Americans in the prime of their lives are worried about the pounds they packed on during the pandemic and plan to do something about it in the new year, a new Harris Poll/HealthDay survey finds.
Nearly 2 of every 3 U.S. adults (63%) plan to change up their diet in 2022, either by eating less or cutting back on specific foods, poll results reveal.
Adults between the ages of 18 and 44 are the most worried about the health effects of their pandemic weight gain, according to poll results.
Folks in that age range are more likely to say they're struggling with diet and weight management. They're also more worried that the hit their health took during the pandemic will affect them in years to come.
"These younger adults are more likely to be employed, and they're also more likely to be parents of children under 18. That probably means these folks are more likely to have been stressed during the pandemic," said Harris Poll Vice President Kathy Steinberg.
"If you're an adult who's 55-plus or 65-plus, yes, it sucks that you haven't been able to visit family and you've been quarantined, but maybe your life hasn't changed that much in terms of what you're doing," Steinberg continued. "Whereas if you're a parent and you used to send your kids to school and you used to commute to work, your whole life has changed."
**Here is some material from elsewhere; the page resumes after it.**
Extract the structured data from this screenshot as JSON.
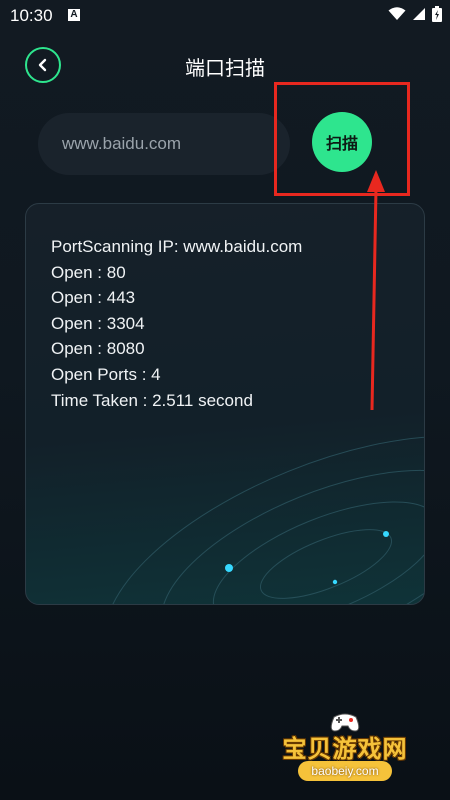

Overall, more than 2 in 5 adults (43%) said they gained weight during the pandemic.
Of those, 7 in 10 (71%) are concerned about the weight they gained, including 1 in 4 (26%) who strongly agree.
A deeper dive into the poll numbers support Steinberg's contention that the busier lives of younger adults make them more likely to be stressed about the health effects of the pandemic.
Stressors have parents worried about health
Employed folks were more likely to say the pandemic has made it more difficult to manage their weight (46% vs. 38% for unemployed) and that the negative health effects of the pandemic will affect them for years to come (49% vs. 42%).
Parents of kids under 18 had even stronger worries about how the pandemic had harmed their weight and their health, compared to adults without children that age. They were more likely to:
"They have busier lives. They have more going on in their lives with employment and kids, and so they've just had a lot more to manage during the pandemic," Steinberg explained. "When you're trying to manage child care and working from home, personal health and weight may be the thing that kind of falls to the back burner."
Calorie counting is the most popular diet trend among people who plan to watch what they eat in 2022, the poll found.
Nearly 20% of all adults plan to count calories in the new year, including 29% of people who tried to diet during the pandemic and 32% of those who plan to do something about their weight in 2022.
Fasting takes off
About 16% of people plan to try intermittent fasting, according to the poll. With intermittent fasting, you're only allowed to eat during a specific window of time each day, or you must stick to a restricted amount of calories on certain days of the week.
"The most common one we tend to see is the 16-hour window of fasting that leaves an eight-hour window of eating," said Caroline Susie, a Dallas-based registered dietitian and national spokeswoman for the Academy of Nutrition and Dietetics.
Intermittent fasting has been around for centuries, and is even part of some long-standing religious practices, Susie said in an interview with HealthDay Now.
This eating pattern is now having its "15 minutes of fame," Susie said, possibly because it's easier for people to adopt than diets that require you to cut out carbs, fats or specific types of foods.
"What's nice is it doesn't tell you what to eat. It tells you when to eat," Susie said. "If you're somebody who isn't a big fan of lists or what's on my plan or not on my plan, this could be an option for you."
Some poll respondents do plan to try a more restrictive diet, however. About 16% plan to try a low-fat diet in 2022, and 15% a low-carb diet.
Those sorts of weight-loss diets are much harder to stick with than an eating pattern like intermittent fasting, said Dr. Lawrence Cheskin, chair of nutrition and food studies at George Mason University in Fairfax, Va.
"If you have to 100% of the time adhere to a very strict dietary plan, we all know most people are not going to do that for long and they're not going to enjoy it," Cheskin told HealthDay Now.
The Academy of Nutrition and Dietetics has more about fad diets.
SOURCES: Kathy Steinberg, vice president, Harris Poll; Caroline Susie, RDN, LD, Dallas, Texas, and national spokeswoman, Academy of Nutrition and Dietetics; Lawrence Cheskin, MD, chair, Nutrition and Food Studies, George Mason University, Fairfax, Va.